The role of Ellen, played by Susan Clark, was originally offered to Faye Dunaway who turned it down to star in Chinatown.

An often-quoted line from Night Moves occurs when Moseby declines an invitation from his wife to see the movie My Night at Maud’s (1970): “I saw a Rohmer film once. It was kinda like watching paint dry.”  Arthur Penn was an admirer of Rohmer’s film; its protagonist and Moseby have related opportunities for adultery, but respond differently.

One of the best psychological thrillers of the 1970s, the film has a shocking but poignant ending that’s fitting the predominantly harsh mood of the whole story. A deliberately murky, ambiguous variation on the more conventional private-eye themes.

Hackman was nominated for a BAFTA Award for his portrayal of private investigator Harry Moseby.
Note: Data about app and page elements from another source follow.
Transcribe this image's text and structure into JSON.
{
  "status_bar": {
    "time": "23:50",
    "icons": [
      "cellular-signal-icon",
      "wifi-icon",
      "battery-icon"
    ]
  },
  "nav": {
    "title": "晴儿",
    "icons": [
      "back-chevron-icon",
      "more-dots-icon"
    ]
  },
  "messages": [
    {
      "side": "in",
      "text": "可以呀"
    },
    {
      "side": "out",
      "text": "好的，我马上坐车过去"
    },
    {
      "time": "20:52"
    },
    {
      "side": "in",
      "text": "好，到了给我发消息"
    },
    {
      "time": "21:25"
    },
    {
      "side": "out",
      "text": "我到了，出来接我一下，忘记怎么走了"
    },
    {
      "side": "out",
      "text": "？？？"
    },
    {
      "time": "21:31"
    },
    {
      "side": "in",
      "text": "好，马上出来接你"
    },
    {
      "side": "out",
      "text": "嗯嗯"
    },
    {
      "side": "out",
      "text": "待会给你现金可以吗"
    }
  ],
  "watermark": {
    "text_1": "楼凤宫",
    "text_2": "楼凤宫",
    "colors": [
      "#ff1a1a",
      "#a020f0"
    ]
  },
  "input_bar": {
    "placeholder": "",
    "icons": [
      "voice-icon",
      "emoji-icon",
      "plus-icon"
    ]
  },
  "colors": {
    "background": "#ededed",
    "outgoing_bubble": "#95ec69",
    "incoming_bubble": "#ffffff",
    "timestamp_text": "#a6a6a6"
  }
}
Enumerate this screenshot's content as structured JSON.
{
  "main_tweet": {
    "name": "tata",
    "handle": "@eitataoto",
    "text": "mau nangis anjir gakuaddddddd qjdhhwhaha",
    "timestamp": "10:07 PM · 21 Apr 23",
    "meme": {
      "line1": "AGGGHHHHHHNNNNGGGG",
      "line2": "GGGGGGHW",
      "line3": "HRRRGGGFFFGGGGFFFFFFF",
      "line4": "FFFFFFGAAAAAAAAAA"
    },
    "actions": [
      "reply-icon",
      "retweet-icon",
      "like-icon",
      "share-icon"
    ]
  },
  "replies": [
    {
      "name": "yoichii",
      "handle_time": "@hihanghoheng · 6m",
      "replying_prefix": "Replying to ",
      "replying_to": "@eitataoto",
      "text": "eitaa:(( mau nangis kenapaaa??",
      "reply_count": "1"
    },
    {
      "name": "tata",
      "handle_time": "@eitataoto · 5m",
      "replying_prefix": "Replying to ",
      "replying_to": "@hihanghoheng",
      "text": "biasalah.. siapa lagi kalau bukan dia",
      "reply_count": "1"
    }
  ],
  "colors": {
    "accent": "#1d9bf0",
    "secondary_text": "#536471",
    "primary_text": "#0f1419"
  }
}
This was yet another triumph for ever-busy, ever-versatile Gene Hackman.

Initially underestimated by critics and a box-office flop, Night Moves was reevaluated by critics many years after its release to the point of being deemed a cult classic of the era.

About Arthur Penn:

Penn directed some key pictures in the late 1960s and early 1970s: Bonnie and Clyde (1967), Alice’s Restaurant (1969), Little Big Man (1970), Night Moves (1975)), all of which captured the restless verve of the counterculture, its subsequent collapse, and the ensuing despair of the post-Watergate era.

Stephen Prince noted: Night Moves was a turning point in Penn’s career, his last carefully structured work, a strong and grim, whose bitterness emerges from an anxiety and from a loneliness that exists as a given, rather than a loneliness fought against, a fight that marks most of Penn’s best work. Night Moves is a film of impotence and despair, and it marks the end of a cycle of films.”

Gene Hackman as Harry Moseby
Susan Clark as Ellen Moseby
Jennifer Warren as Paula
Edward Binns as Joey Ziegler
Harris Yulin as Marty Heller
Kenneth Mars as Nick
Janet Ward as Arlene Iverson
James Woods as Quentin
Anthony Costello as Marv Ellman
John Crawford as Tom Iverson
Melanie Griffith as Delly Grastner
Ben Archibek as Charles


Directed by Arthur Penn
Written by Alan Sharp
Produced by Robert M. Sherman
Cinematography Bruce Surtees
Edited by Dede Allen; Stephen A. Rotter (co-editor)
Music by Michael Small

Production companies: Hiller Productions, Ltd. – Layton

Distributed by Warner Bros.

Release dates: June 11, 1975 (NYC); July 2, 1975 (LA)

Running time: 99 minutes